INSTRUCTIONS TO FOLLOW |
From the data below, copy out every line in which the word "value" occurs.

DATA IN THIS EXERCISE |
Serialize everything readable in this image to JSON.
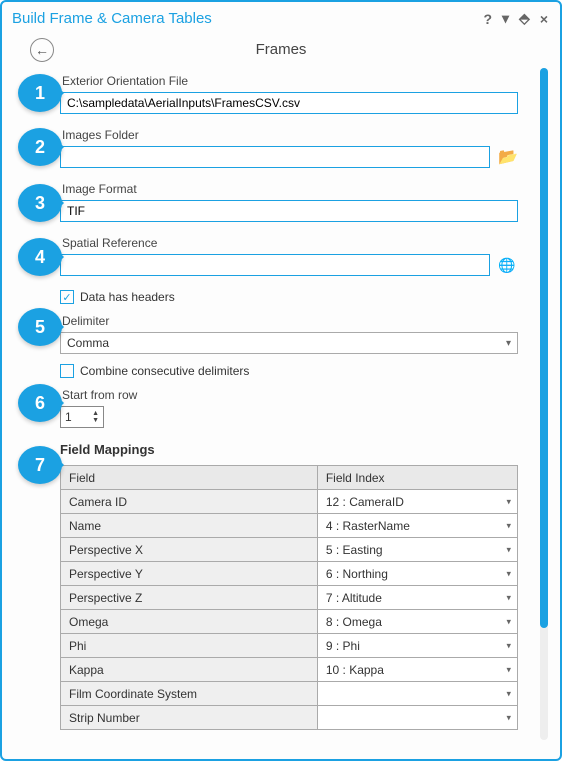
{
  "window": {
    "title": "Build Frame & Camera Tables",
    "heading": "Frames",
    "help_icon": "?",
    "dropdown_icon": "▾",
    "pin_icon": "⬘",
    "close_icon": "×"
  },
  "callouts": {
    "c1": "1",
    "c2": "2",
    "c3": "3",
    "c4": "4",
    "c5": "5",
    "c6": "6",
    "c7": "7"
  },
  "fields": {
    "exterior": {
      "label": "Exterior Orientation File",
      "value": "C:\\sampledata\\AerialInputs\\FramesCSV.csv"
    },
    "images_folder": {
      "label": "Images Folder",
      "value": ""
    },
    "image_format": {
      "label": "Image Format",
      "value": "TIF"
    },
    "spatial_ref": {
      "label": "Spatial Reference",
      "value": ""
    },
    "data_has_headers": {
      "label": "Data has headers",
      "checked": "✓"
    },
    "delimiter": {
      "label": "Delimiter",
      "value": "Comma"
    },
    "combine": {
      "label": "Combine consecutive delimiters",
      "checked": ""
    },
    "start_row": {
      "label": "Start from row",
      "value": "1"
    }
  },
  "mappings": {
    "title": "Field Mappings",
    "header_field": "Field",
    "header_index": "Field Index",
    "rows": [
      {
        "field": "Camera ID",
        "index": "12 : CameraID"
      },
      {
        "field": "Name",
        "index": "4 : RasterName"
      },
      {
        "field": "Perspective X",
        "index": "5 : Easting"
      },
      {
        "field": "Perspective Y",
        "index": "6 : Northing"
      },
      {
        "field": "Perspective Z",
        "index": "7 : Altitude"
      },
      {
        "field": "Omega",
        "index": "8 : Omega"
      },
      {
        "field": "Phi",
        "index": "9 : Phi"
      },
      {
        "field": "Kappa",
        "index": "10 : Kappa"
      },
      {
        "field": "Film Coordinate System",
        "index": ""
      },
      {
        "field": "Strip Number",
        "index": ""
      }
    ]
  }
}
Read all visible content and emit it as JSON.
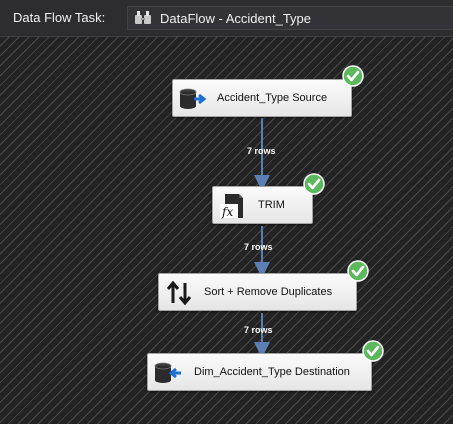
{
  "header": {
    "task_label": "Data Flow Task:",
    "selected_task": "DataFlow - Accident_Type"
  },
  "components": {
    "source": {
      "label": "Accident_Type Source",
      "icon": "source-cylinder-icon",
      "status": "success"
    },
    "trim": {
      "label": "TRIM",
      "icon": "derived-column-fx-icon",
      "status": "success"
    },
    "sort": {
      "label": "Sort + Remove Duplicates",
      "icon": "sort-arrows-icon",
      "status": "success"
    },
    "destination": {
      "label": "Dim_Accident_Type Destination",
      "icon": "destination-cylinder-icon",
      "status": "success"
    }
  },
  "flows": [
    {
      "rows_label": "7 rows"
    },
    {
      "rows_label": "7 rows"
    },
    {
      "rows_label": "7 rows"
    }
  ],
  "colors": {
    "canvas": "#232323",
    "stripe": "#4a4a4a",
    "path": "#5b7fb5",
    "success": "#5cb85c",
    "header_bg": "#2d2d30"
  }
}
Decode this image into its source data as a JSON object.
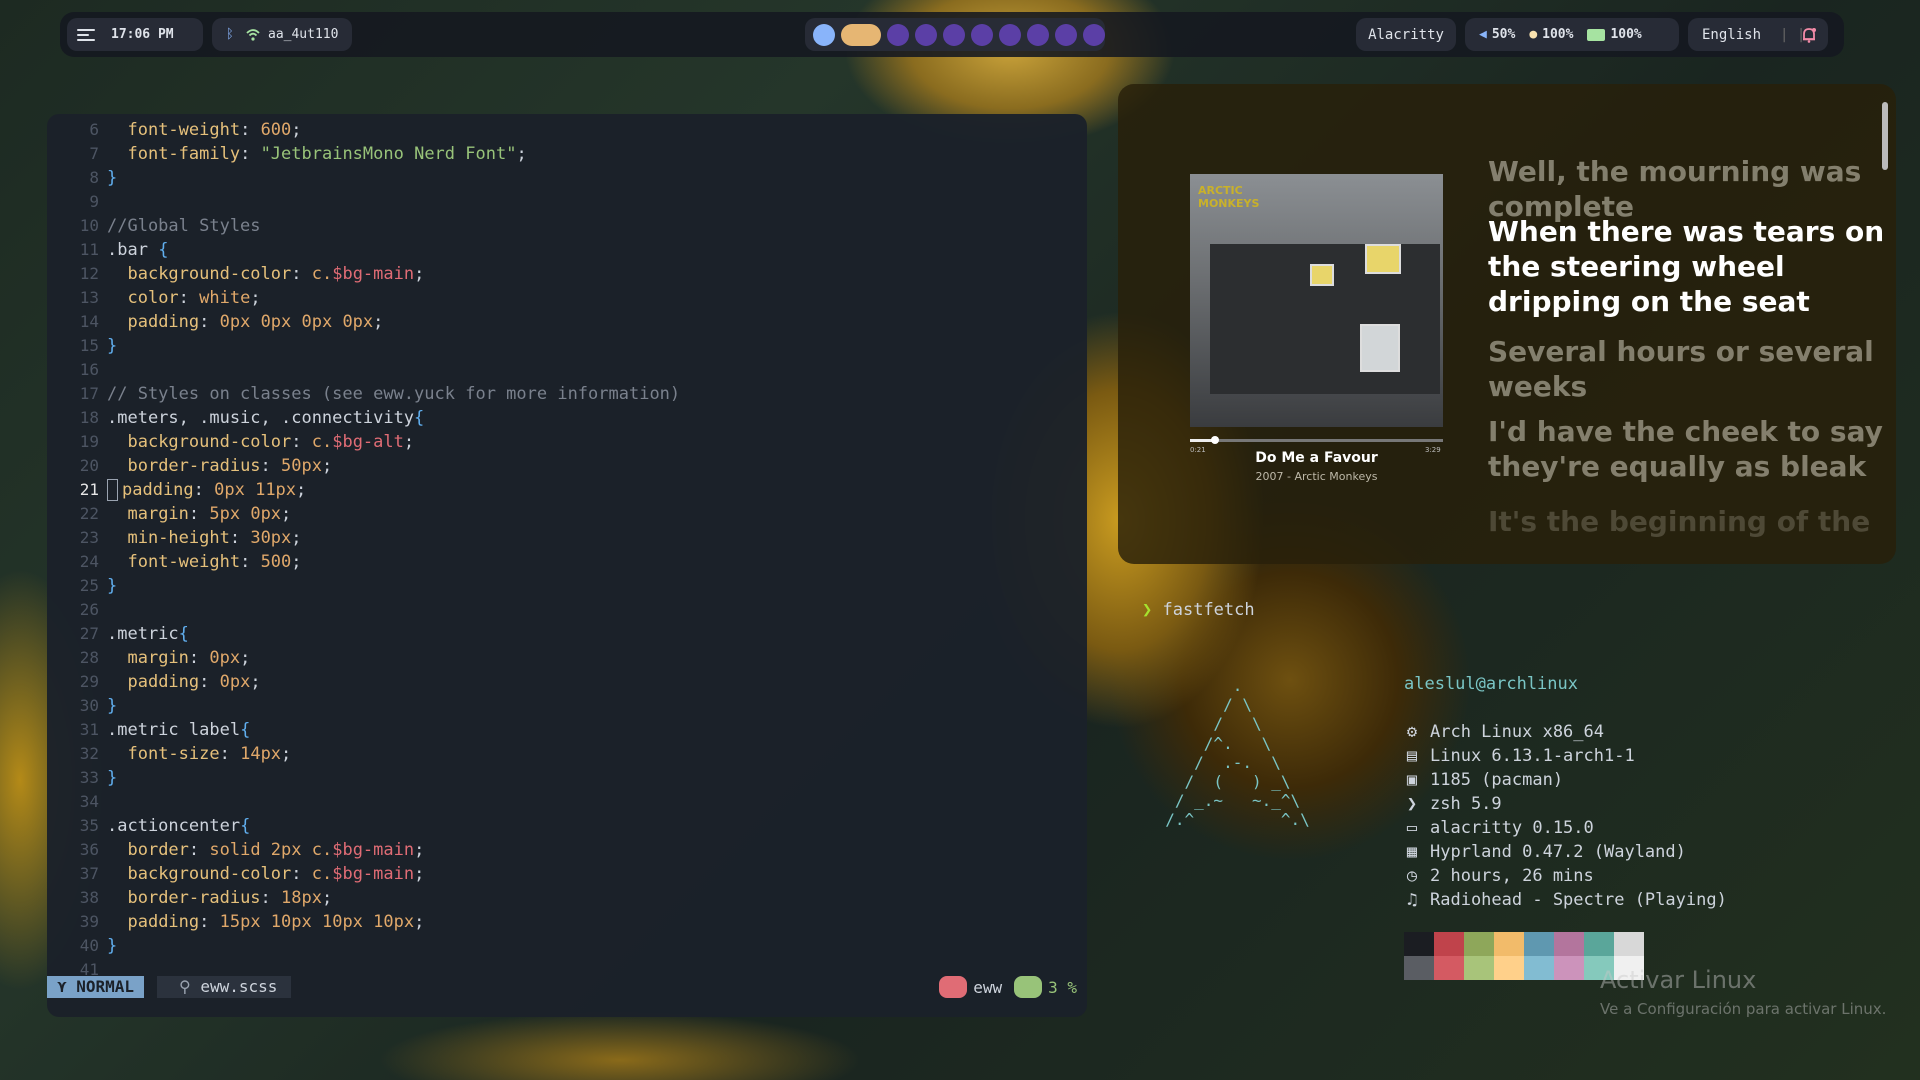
{
  "topbar": {
    "time": "17:06 PM",
    "wifi_name": "aa_4ut110",
    "active_window": "Alacritty",
    "volume": "50%",
    "brightness": "100%",
    "battery": "100%",
    "language": "English",
    "workspaces": [
      {
        "state": "active",
        "color": "#89b4fa"
      },
      {
        "state": "focused",
        "color": "#e6b673"
      },
      {
        "state": "empty",
        "color": "#5b3fa6"
      },
      {
        "state": "empty",
        "color": "#5b3fa6"
      },
      {
        "state": "empty",
        "color": "#5b3fa6"
      },
      {
        "state": "empty",
        "color": "#5b3fa6"
      },
      {
        "state": "empty",
        "color": "#5b3fa6"
      },
      {
        "state": "empty",
        "color": "#5b3fa6"
      },
      {
        "state": "empty",
        "color": "#5b3fa6"
      },
      {
        "state": "empty",
        "color": "#5b3fa6"
      }
    ],
    "icons": [
      "menu-icon",
      "bluetooth-icon",
      "wifi-icon",
      "volume-icon",
      "brightness-icon",
      "battery-icon",
      "notification-bell-icon"
    ]
  },
  "editor": {
    "current_line": 21,
    "lines": [
      {
        "n": "6",
        "t": "  font-weight: 600;"
      },
      {
        "n": "7",
        "t": "  font-family: \"JetbrainsMono Nerd Font\";"
      },
      {
        "n": "8",
        "t": "}"
      },
      {
        "n": "9",
        "t": ""
      },
      {
        "n": "10",
        "t": "//Global Styles"
      },
      {
        "n": "11",
        "t": ".bar {"
      },
      {
        "n": "12",
        "t": "  background-color: c.$bg-main;"
      },
      {
        "n": "13",
        "t": "  color: white;"
      },
      {
        "n": "14",
        "t": "  padding: 0px 0px 0px 0px;"
      },
      {
        "n": "15",
        "t": "}"
      },
      {
        "n": "16",
        "t": ""
      },
      {
        "n": "17",
        "t": "// Styles on classes (see eww.yuck for more information)"
      },
      {
        "n": "18",
        "t": ".meters, .music, .connectivity{"
      },
      {
        "n": "19",
        "t": "  background-color: c.$bg-alt;"
      },
      {
        "n": "20",
        "t": "  border-radius: 50px;"
      },
      {
        "n": "21",
        "t": "  padding: 0px 11px;"
      },
      {
        "n": "22",
        "t": "  margin: 5px 0px;"
      },
      {
        "n": "23",
        "t": "  min-height: 30px;"
      },
      {
        "n": "24",
        "t": "  font-weight: 500;"
      },
      {
        "n": "25",
        "t": "}"
      },
      {
        "n": "26",
        "t": ""
      },
      {
        "n": "27",
        "t": ".metric{"
      },
      {
        "n": "28",
        "t": "  margin: 0px;"
      },
      {
        "n": "29",
        "t": "  padding: 0px;"
      },
      {
        "n": "30",
        "t": "}"
      },
      {
        "n": "31",
        "t": ".metric label{"
      },
      {
        "n": "32",
        "t": "  font-size: 14px;"
      },
      {
        "n": "33",
        "t": "}"
      },
      {
        "n": "34",
        "t": ""
      },
      {
        "n": "35",
        "t": ".actioncenter{"
      },
      {
        "n": "36",
        "t": "  border: solid 2px c.$bg-main;"
      },
      {
        "n": "37",
        "t": "  background-color: c.$bg-main;"
      },
      {
        "n": "38",
        "t": "  border-radius: 18px;"
      },
      {
        "n": "39",
        "t": "  padding: 15px 10px 10px 10px;"
      },
      {
        "n": "40",
        "t": "}"
      },
      {
        "n": "41",
        "t": ""
      }
    ],
    "statusline": {
      "mode": "NORMAL",
      "filename": "eww.scss",
      "branch": "eww",
      "percent": "3 %"
    }
  },
  "music": {
    "song": "Do Me a Favour",
    "subtitle": "2007 - Arctic Monkeys",
    "time_elapsed": "0:21",
    "time_total": "3:29",
    "progress": 0.1,
    "lyrics": [
      {
        "text": "Well, the mourning was complete",
        "state": "past"
      },
      {
        "text": "When there was tears on the steering wheel dripping on the seat",
        "state": "current"
      },
      {
        "text": "Several hours or several weeks",
        "state": "next"
      },
      {
        "text": "I'd have the cheek to say they're equally as bleak",
        "state": "next"
      },
      {
        "text": "It's the beginning of the",
        "state": "fade"
      }
    ]
  },
  "terminal": {
    "prompt_symbol": "❯",
    "command": "fastfetch",
    "user_host": "aleslul@archlinux",
    "info": [
      {
        "icon": "gear-icon",
        "glyph": "⚙",
        "text": "Arch Linux x86_64"
      },
      {
        "icon": "kernel-icon",
        "glyph": "▤",
        "text": "Linux 6.13.1-arch1-1"
      },
      {
        "icon": "package-icon",
        "glyph": "▣",
        "text": "1185 (pacman)"
      },
      {
        "icon": "shell-icon",
        "glyph": "❯",
        "text": "zsh 5.9"
      },
      {
        "icon": "terminal-icon",
        "glyph": "▭",
        "text": "alacritty 0.15.0"
      },
      {
        "icon": "window-manager-icon",
        "glyph": "▦",
        "text": "Hyprland 0.47.2 (Wayland)"
      },
      {
        "icon": "clock-icon",
        "glyph": "◷",
        "text": "2 hours, 26 mins"
      },
      {
        "icon": "music-note-icon",
        "glyph": "♫",
        "text": "Radiohead - Spectre (Playing)"
      }
    ],
    "palette_top": [
      "#1b1d22",
      "#c0434b",
      "#8ea75a",
      "#f2bb6a",
      "#5f98b0",
      "#b3759d",
      "#5aa69a",
      "#d8d8d8"
    ],
    "palette_bottom": [
      "#5a5d63",
      "#d45a62",
      "#a8c47a",
      "#ffd08a",
      "#82bcd2",
      "#cc93bb",
      "#85c9bc",
      "#f0f0f0"
    ]
  },
  "watermark": {
    "title": "Activar Linux",
    "subtitle": "Ve a Configuración para activar Linux."
  }
}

EXPECTED ANSWER |
      "value": "C:\\sampledata\\AerialInputs\\FramesCSV.csv"
      "value": ""
      "value": "TIF"
      "value": ""
      "value": "Comma"
      "value": "1"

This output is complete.